Task description
In the data that follows, determine how many lines contain the word "JSON", and give only that number.

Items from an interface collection
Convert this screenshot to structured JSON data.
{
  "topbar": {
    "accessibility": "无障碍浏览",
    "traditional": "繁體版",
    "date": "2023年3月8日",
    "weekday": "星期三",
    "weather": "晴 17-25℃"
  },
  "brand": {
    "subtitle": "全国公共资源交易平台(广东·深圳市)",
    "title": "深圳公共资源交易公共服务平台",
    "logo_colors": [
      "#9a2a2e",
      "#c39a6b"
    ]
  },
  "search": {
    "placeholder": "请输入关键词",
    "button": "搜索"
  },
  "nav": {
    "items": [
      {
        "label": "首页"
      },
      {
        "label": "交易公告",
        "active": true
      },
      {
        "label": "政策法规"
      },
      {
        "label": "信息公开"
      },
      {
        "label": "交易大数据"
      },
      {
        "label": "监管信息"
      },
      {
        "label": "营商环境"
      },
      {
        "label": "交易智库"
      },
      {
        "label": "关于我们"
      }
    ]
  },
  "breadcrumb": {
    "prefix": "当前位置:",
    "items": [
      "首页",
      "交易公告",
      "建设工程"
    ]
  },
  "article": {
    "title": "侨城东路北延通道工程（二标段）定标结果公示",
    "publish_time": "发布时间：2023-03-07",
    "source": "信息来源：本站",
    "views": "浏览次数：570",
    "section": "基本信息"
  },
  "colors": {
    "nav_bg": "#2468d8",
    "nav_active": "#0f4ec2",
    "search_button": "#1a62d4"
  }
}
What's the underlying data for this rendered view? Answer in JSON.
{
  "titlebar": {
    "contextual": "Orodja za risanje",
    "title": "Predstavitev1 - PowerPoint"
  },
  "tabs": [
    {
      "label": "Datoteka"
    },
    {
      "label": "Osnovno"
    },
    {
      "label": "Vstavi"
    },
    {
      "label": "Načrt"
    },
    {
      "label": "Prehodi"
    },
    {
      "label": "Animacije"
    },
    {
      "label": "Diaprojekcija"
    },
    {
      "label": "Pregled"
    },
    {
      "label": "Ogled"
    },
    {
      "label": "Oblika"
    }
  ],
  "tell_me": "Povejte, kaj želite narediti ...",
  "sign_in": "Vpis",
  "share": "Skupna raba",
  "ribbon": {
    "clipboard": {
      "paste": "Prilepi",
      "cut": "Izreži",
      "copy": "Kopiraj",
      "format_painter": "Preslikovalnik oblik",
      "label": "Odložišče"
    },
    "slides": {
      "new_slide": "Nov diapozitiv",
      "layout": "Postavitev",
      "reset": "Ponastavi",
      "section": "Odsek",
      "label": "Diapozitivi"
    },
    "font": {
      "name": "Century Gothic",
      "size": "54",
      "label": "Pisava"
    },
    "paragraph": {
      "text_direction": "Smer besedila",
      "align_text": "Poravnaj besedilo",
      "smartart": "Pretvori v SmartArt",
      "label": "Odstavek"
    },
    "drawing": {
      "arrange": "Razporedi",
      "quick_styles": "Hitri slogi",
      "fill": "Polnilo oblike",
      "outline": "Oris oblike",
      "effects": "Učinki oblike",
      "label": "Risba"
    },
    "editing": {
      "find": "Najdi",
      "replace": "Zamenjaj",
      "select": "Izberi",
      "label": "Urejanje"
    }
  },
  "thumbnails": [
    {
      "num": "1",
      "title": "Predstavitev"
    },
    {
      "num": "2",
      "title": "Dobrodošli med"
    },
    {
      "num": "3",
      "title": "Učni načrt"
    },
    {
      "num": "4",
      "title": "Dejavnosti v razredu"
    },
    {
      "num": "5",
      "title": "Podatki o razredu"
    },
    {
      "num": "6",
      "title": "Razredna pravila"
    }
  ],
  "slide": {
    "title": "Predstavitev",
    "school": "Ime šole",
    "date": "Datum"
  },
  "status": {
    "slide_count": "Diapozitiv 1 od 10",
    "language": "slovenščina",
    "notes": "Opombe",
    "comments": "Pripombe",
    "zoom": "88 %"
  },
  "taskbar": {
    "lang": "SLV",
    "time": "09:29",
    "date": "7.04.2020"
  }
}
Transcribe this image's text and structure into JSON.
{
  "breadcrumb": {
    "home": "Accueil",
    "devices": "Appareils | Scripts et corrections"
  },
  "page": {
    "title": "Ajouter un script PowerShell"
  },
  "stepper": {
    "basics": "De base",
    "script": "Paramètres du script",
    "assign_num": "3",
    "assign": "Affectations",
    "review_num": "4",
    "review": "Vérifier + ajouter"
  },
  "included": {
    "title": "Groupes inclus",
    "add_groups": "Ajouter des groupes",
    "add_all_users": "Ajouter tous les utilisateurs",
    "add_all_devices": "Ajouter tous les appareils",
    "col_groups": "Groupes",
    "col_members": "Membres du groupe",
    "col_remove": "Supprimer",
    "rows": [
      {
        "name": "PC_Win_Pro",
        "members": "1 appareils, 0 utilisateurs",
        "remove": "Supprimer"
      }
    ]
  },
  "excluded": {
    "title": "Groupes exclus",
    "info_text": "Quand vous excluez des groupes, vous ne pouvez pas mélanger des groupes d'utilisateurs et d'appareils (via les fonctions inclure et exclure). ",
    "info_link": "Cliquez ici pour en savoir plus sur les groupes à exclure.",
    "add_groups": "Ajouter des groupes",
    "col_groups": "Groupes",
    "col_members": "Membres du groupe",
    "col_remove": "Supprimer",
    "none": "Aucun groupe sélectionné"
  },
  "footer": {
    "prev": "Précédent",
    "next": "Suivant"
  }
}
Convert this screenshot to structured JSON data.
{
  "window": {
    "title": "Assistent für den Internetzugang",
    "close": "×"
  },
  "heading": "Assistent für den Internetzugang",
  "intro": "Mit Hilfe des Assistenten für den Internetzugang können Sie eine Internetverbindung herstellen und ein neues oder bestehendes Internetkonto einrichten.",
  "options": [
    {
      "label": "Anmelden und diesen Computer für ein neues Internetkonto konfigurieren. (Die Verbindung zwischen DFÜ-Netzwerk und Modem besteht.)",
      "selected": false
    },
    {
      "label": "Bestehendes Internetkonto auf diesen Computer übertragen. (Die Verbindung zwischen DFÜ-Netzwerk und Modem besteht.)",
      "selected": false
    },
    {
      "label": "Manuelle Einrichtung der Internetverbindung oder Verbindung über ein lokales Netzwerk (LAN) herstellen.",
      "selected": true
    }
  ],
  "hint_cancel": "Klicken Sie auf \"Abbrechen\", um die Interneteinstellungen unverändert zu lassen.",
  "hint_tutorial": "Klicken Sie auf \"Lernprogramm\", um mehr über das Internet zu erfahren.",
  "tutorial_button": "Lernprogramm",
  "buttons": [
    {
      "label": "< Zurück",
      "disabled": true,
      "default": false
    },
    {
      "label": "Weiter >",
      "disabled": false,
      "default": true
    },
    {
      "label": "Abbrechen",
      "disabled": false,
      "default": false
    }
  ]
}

Exercise result
4